> [Source records]
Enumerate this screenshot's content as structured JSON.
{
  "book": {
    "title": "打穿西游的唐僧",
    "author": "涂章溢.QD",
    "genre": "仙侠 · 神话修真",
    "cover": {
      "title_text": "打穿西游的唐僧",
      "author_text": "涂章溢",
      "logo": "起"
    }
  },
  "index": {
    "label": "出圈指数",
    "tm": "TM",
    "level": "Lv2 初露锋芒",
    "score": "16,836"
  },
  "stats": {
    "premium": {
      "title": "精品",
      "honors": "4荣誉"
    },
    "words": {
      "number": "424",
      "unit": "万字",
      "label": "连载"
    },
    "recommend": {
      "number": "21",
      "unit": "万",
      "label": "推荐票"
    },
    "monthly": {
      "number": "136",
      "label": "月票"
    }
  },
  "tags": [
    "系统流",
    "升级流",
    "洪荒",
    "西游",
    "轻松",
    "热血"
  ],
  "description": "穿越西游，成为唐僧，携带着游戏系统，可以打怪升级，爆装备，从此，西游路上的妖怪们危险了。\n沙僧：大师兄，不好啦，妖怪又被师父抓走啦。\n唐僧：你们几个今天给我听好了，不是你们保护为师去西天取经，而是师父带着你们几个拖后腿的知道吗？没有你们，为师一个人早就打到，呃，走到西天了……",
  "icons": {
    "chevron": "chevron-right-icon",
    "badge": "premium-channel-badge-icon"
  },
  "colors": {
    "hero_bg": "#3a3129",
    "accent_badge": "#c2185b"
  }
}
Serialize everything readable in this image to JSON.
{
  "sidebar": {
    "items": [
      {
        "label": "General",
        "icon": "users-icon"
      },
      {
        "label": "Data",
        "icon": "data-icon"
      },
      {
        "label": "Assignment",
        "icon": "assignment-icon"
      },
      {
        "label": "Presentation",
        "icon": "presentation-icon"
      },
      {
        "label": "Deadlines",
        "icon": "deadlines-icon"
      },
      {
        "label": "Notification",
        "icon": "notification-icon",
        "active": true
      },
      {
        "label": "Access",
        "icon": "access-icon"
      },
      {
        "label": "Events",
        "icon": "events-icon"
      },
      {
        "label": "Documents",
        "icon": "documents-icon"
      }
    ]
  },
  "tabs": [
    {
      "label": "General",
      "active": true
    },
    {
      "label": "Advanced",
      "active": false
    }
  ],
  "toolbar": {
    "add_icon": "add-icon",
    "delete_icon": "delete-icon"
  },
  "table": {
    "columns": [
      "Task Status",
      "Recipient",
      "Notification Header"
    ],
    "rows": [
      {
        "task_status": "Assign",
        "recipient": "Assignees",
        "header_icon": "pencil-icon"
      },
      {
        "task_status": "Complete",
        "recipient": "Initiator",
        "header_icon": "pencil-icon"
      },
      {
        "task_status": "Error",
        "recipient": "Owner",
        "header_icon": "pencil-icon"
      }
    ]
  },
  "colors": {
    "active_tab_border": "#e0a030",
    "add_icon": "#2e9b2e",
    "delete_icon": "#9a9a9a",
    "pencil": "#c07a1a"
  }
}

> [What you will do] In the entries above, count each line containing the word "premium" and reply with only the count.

> [Problem solution] 2